If Barrist never describes the people who owe his clients money as deadbeats, it’s not merely because they simply aren’t; it’s also strategic, his concession to the fear and panic of the moment, the feeling of pervasive doom that’s enfolding America like a Snugli. “The new economy we’re in, while overall it’s good for people in our business,” Barrist says, “the reality is, it’s harder and harder to collect from consumers, because they’re in a tough spot.” (Sure enough, NCO has reported net losses for the past eight quarters.) The number of debtors has gone up, but the average payment has gone down. Barrist claims that NCO is softening the tone of its collection calls and offering more payment options to debtors: workouts for 80 cents on the dollar, installment plans. Getting a call from a debt collector is never going to be “the best part of the day,” but still, “We want them to see this as a professional, reasonable process,” Barrist says.

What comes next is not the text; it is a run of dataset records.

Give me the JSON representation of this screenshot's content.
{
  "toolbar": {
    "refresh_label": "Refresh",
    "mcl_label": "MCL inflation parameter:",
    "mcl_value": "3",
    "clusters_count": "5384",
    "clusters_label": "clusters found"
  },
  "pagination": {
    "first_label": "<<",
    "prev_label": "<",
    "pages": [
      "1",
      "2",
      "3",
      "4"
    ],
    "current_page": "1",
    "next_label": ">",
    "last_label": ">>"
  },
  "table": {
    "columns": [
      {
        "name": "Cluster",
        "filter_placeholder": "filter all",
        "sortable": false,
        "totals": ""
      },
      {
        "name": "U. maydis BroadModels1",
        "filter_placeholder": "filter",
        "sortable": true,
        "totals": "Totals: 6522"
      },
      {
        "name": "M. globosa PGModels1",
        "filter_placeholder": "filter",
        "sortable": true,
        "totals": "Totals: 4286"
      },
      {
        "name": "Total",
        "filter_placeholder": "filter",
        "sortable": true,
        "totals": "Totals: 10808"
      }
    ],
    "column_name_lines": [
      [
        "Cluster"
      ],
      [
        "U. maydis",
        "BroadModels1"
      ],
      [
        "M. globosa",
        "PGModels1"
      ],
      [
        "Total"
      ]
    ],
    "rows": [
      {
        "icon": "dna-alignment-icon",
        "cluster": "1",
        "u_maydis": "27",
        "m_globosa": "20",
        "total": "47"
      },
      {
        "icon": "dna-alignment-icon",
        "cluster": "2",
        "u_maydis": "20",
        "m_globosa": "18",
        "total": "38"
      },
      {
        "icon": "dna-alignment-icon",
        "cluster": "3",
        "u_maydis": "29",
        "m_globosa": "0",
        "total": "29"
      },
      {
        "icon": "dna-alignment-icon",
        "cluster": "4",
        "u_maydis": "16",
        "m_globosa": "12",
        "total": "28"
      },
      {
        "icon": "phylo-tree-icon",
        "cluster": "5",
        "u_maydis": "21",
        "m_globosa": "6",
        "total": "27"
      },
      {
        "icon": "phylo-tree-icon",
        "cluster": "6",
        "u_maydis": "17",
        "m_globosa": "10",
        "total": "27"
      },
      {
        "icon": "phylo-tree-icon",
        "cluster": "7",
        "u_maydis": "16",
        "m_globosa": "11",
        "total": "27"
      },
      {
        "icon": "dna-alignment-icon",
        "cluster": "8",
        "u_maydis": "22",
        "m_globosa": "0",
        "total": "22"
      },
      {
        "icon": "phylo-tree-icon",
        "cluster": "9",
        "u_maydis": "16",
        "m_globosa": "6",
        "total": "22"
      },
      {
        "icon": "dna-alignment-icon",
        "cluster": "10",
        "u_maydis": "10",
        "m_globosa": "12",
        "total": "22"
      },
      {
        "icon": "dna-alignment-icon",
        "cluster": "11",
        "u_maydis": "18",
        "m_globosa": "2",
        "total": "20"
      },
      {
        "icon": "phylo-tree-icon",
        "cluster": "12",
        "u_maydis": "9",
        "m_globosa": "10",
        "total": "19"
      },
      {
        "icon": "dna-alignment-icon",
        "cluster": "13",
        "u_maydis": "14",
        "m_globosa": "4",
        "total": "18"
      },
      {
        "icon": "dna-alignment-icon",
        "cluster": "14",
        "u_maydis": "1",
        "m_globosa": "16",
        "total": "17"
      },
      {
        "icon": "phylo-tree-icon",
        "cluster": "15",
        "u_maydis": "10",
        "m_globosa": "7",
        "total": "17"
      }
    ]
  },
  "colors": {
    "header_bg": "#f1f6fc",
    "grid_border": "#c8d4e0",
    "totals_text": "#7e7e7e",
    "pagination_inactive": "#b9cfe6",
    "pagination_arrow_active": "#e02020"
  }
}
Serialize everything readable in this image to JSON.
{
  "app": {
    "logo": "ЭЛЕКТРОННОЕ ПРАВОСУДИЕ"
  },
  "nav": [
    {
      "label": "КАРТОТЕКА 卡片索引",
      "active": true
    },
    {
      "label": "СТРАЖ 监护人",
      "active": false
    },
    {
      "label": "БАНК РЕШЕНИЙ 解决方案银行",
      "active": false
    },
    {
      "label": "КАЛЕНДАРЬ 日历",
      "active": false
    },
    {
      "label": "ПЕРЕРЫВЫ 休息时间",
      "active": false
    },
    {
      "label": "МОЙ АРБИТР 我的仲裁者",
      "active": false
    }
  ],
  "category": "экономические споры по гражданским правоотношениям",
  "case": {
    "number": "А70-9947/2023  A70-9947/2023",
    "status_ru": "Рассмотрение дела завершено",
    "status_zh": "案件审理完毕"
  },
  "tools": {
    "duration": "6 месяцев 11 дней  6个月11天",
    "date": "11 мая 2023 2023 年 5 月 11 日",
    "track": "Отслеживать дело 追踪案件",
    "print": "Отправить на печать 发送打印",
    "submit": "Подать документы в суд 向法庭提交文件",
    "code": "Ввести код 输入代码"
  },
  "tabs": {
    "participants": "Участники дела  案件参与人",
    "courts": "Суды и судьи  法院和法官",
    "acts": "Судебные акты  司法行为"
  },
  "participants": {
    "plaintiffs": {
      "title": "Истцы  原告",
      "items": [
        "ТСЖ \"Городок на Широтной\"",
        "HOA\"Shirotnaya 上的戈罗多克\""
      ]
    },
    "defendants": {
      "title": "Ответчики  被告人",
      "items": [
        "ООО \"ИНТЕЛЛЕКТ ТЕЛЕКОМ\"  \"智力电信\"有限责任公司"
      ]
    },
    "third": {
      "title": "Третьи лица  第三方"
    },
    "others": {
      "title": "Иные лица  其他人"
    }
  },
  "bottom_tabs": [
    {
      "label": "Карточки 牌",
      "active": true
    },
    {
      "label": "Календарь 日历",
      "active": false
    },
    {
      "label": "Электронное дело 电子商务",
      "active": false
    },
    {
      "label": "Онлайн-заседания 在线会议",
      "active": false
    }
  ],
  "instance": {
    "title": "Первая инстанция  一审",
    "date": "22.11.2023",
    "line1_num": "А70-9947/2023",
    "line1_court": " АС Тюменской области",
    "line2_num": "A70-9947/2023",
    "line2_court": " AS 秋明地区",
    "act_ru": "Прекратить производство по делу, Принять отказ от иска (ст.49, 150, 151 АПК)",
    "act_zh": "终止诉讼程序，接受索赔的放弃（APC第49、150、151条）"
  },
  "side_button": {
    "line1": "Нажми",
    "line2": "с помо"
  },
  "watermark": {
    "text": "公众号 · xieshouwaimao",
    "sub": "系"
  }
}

That might not be spin. For a time, it paid for the debt collectors to be nasty on the phone, because you, the debtor, probably still had something to lose; you still had a little bit of wiggle room in your budget, or a slightly decent credit rating. You could still buy a house or a car, assuming the debt collector didn’t spray shrapnel into your credit report. But today, even people with amazing credit can’t get a car loan or home loan. A debt collector who threatens to destroy your credit doesn’t seem quite as scary in a climate when good credit is increasingly irrelevant. Even as collectors see their business growing, they see their leverage shrinking.
This month, President Barack Obama will be sworn in, and life will get more difficult for debt collectors; the federal laws, which haven’t been substantially revised since they were enacted, when Barrist was a teenager, are about to be tightened. What this means, for someone like Tara Burkholder, is that help is on the way. The next call from NCO is likely to be a little bit nicer, a little bit sweeter, a little bit gentler. And what it means for Michael Barrist — this guy who built a billion-dollar company by predicting and molding the sorts of consumer behaviors that nobody else wanted to deal with — is that maybe it’s a good time to diversify into businesses “that are not directly tied to consumer behavior.” NCO has all these call centers, see, and many don’t have anything to do with debt collecting. They’re just buildings full of phones and headsets and Successories posters. You call a company about something you bought. You think you’re talking to the company. You’re not. You’re talking to an NCO employee. This may be the debt collector’s greatest trick. Envy his wiliness, his resilience: To wait out the coming Depression, he manages to disappear.